Several years ago, along with a few friends, I attended a program that was promoted by the Western New York Peace Center.  A quasi-documentary that distorted the founding of the State of Israel was shown.  The film focused on Palestinians who wanted to return to their homes in cities such as Tel Aviv.  The audience, comprised mostly of young college age students, appeared deeply affected by what they heard and saw.  The students were reassured by one of the program moderators that the following school year students would be even more organized against Israel.

During the question and answer period, Adam Shapiro, one of the producers of the “documentary,” called Congress “occupied territory”, and told the audience that support for Israel would be changing in Washington, DC. Shapiro attributed part of the change due to J Street, a new organization that would be challenging AIPAC, a pro-Israel advocacy organization. It was unsettling to hear J Street being promoted positively during a program hostile towards the Jewish State.

Place this endorsement of J Street against the backdrop of the event. The moderator introduced the program by describing the “Zionist machinery that massacres Palestinian children.” Then there was Adam Shapiro, producer of the film, and co-founder of the International Solidarity Movement, a group dedicated to preventing Israel from protecting itself from terrorists in Gaza.  Shapiro encouraged those in attendance to boycott Israeli products in grocery stores.  And there was James Holstun, UB Professor and co-chair of the WNY Peace Center of the Israel /Palestinian Committee. One would assume that Holstun is for peaceful solutions to a tragic conflict yet he appeared with a panelist that excuses violence in the region. The UB professor endorsed a “documentary” produced explicitly for Palestinian children that was sure to fill them with hate.
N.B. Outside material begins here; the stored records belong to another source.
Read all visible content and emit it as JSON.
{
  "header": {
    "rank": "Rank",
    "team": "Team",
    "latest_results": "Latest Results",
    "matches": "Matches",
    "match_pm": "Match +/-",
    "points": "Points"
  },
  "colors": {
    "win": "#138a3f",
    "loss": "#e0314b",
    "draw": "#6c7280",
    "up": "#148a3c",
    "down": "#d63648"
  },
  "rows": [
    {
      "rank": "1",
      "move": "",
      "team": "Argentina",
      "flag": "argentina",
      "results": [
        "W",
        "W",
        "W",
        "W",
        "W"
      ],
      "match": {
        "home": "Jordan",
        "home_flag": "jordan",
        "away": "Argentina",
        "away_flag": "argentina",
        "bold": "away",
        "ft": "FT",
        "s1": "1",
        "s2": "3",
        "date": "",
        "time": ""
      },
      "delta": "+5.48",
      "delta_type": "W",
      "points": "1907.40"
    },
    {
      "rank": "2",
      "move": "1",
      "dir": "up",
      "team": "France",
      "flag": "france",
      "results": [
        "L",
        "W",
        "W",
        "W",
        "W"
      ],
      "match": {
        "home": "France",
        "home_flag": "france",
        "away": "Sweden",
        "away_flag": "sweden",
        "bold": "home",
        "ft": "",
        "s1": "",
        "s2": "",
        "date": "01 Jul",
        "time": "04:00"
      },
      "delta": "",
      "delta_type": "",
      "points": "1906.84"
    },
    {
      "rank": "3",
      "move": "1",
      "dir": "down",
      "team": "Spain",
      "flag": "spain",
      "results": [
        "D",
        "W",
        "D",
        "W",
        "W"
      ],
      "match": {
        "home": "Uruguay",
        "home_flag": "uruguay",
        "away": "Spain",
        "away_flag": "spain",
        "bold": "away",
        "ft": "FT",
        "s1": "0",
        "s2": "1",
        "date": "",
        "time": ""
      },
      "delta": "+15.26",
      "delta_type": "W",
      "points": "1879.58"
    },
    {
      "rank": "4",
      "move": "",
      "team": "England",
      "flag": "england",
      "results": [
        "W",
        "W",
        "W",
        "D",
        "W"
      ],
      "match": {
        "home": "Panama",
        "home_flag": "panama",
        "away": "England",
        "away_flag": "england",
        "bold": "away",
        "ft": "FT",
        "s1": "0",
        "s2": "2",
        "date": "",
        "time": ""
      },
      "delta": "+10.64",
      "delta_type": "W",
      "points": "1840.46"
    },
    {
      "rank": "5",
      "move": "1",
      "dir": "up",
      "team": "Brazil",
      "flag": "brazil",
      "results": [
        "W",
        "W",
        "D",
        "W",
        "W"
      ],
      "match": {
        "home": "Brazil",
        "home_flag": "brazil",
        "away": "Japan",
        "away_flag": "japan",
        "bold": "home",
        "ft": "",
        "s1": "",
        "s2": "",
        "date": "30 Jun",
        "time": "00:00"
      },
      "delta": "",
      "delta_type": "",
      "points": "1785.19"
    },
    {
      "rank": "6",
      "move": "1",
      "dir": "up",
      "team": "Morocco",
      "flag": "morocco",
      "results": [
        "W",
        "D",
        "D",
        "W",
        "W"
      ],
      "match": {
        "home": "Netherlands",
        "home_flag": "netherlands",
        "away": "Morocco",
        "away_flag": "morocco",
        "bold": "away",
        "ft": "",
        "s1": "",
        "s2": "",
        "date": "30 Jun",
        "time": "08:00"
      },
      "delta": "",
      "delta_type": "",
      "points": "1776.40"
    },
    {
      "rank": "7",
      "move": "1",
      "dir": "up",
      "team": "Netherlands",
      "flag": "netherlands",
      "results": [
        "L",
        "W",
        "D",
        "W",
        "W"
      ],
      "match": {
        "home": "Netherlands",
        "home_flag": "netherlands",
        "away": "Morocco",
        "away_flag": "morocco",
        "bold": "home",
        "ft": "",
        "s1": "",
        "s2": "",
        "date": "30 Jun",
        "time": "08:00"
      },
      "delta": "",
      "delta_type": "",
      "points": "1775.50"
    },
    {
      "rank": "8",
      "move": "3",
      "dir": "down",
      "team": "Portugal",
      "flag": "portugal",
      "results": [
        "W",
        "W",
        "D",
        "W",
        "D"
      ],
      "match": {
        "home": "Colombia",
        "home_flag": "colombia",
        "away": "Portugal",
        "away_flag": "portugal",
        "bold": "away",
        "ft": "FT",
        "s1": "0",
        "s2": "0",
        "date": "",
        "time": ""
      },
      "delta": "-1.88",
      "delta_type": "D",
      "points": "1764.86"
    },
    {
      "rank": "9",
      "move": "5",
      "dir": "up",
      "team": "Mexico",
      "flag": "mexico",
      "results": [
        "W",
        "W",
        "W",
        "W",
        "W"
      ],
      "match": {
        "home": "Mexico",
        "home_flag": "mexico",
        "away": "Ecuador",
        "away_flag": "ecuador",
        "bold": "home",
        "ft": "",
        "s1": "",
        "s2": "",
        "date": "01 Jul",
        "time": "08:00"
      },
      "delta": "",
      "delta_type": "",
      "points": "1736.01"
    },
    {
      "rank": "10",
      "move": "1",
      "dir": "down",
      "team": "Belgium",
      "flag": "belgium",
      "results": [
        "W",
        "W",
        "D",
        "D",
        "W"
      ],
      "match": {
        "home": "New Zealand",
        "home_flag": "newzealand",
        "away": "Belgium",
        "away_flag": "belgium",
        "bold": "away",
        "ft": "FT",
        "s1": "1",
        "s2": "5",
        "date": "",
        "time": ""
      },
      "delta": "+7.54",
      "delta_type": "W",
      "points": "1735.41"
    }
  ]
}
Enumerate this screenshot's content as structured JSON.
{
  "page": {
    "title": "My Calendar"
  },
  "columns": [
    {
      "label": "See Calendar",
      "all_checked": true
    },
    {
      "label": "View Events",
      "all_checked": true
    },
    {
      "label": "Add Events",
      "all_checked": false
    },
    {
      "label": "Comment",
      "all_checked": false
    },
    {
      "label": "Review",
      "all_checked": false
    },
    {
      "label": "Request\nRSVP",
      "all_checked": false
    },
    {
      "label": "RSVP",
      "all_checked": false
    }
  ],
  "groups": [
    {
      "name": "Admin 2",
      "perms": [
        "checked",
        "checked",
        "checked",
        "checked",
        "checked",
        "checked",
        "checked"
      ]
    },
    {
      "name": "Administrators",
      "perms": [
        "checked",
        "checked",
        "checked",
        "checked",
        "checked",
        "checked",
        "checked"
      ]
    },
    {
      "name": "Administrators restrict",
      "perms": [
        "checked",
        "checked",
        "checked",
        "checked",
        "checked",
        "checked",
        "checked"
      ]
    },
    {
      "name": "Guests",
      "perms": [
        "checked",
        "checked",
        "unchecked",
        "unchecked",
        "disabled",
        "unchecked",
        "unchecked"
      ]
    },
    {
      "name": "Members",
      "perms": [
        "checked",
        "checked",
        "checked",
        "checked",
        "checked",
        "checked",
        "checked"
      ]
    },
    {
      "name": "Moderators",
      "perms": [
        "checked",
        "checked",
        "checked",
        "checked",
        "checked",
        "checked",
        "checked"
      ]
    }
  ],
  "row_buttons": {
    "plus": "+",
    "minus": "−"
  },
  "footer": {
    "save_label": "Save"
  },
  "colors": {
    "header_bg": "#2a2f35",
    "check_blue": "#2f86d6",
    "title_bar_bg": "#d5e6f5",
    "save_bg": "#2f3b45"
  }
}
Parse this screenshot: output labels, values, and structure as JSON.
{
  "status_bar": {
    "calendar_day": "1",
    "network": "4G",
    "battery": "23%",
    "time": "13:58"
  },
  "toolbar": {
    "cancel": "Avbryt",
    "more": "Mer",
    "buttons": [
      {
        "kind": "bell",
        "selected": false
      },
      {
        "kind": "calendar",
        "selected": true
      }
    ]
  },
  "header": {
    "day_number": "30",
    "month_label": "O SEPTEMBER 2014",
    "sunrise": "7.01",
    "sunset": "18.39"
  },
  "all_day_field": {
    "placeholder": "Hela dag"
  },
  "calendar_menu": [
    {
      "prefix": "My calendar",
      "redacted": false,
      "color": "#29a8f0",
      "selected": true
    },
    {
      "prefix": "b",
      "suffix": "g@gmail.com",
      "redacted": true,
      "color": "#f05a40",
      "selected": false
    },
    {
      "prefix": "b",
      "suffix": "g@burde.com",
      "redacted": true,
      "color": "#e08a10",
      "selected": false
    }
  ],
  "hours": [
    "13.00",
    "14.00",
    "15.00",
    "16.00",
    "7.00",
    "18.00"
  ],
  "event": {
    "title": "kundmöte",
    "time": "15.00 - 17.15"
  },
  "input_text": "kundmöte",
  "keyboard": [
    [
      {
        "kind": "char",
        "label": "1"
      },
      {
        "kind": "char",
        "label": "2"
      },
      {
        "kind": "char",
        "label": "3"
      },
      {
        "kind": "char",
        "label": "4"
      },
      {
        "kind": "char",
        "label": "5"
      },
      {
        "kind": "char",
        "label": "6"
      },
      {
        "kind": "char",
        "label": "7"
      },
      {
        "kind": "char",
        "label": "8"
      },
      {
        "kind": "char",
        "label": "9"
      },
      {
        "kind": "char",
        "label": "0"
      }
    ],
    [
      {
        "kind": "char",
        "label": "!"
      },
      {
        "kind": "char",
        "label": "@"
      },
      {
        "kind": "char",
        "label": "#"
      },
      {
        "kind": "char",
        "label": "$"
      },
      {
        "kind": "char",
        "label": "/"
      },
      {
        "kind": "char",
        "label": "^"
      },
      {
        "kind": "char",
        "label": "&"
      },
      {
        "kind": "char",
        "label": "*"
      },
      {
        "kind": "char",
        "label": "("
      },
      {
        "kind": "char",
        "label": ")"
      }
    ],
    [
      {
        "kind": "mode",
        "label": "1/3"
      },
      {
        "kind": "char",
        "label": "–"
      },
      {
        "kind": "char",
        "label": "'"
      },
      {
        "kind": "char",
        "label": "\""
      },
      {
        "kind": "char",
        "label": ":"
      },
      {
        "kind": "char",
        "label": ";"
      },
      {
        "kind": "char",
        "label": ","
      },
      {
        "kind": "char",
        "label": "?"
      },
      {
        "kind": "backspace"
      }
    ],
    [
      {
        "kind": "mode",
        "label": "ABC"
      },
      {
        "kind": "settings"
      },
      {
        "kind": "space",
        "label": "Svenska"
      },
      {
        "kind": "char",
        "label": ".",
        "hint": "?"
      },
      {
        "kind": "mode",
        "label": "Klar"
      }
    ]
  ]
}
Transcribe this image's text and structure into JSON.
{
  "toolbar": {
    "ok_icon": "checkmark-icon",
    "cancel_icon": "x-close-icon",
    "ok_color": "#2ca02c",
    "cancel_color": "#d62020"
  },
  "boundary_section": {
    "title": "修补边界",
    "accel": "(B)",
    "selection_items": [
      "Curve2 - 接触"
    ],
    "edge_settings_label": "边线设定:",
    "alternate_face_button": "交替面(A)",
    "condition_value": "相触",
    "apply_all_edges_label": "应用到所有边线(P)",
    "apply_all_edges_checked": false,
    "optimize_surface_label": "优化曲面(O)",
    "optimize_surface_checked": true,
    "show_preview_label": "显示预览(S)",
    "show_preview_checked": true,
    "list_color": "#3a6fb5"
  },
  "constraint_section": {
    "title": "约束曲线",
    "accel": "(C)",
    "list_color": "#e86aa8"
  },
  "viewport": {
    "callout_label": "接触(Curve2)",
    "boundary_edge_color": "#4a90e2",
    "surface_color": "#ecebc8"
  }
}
The film was infused with propaganda against Israel and Jews.

My friends and I were dismayed by what we saw and heard.  At the time we knew nothing about J Street and what it might mean for the Jewish community and Israel.

Now jump ahead a few years later.  J Street has attracted national attention.  It has strong views on what it thinks Israel needs to do for peace in the region.  These views have attracted supporters, many on the college campuses.  J Street wants to impose its views for peace on Israel.

Some think J Street has taken bold steps.  Others feel that J Street’s policies have made it difficult for Israel to defend itself.  And yet others wonder why those opposed to the Jewish State would donate to an organization that says it is pro-Israel.

What‘s the verdict? Do J Street’s policies undermine Israel’s security?

Come view the documentary, “The J Street Challenge,” Tuesday, June 9 at 7 PM at the Benderson JCC.  Meet Ilya Feoktistov, the producer of the documentary, “The J Street Challenge.”  Decide for yourself whether J Street helps or undermines Israel’s security.

Thursday, May 21, 2015

The Impact of Islam on the Life of Sister Mariam Baouardy, One of the "Palestinians" Canonized By Pope Francis

Thank you to Julia Lutch for providing this.

One of the newly canonized saints, Sister Mariam Baouardy, daughter of Greek Catholics, was born in 1848 in Galilee and apparently this is enough for her to be designated as a "Palestinian." Her parents died when Mary was only two, and she was raised by a paternal uncle, who moved her to Alexandria, Egypt when she was eight. At age 13, she refused an arranged marriage. As punishment for her disobedience, her uncle hired her out as a domestic servant. A Muslim servant with whom she worked "befriended" her, with an eye to converting her to Islam. On 8 September 1858, Mary convinced him she would never abandon her Christian faith; in response he cut her throat and dumped her in an alley. Mary lived and chose to pursue a religious life.

Read more about Sister Mariam Baouardy at and at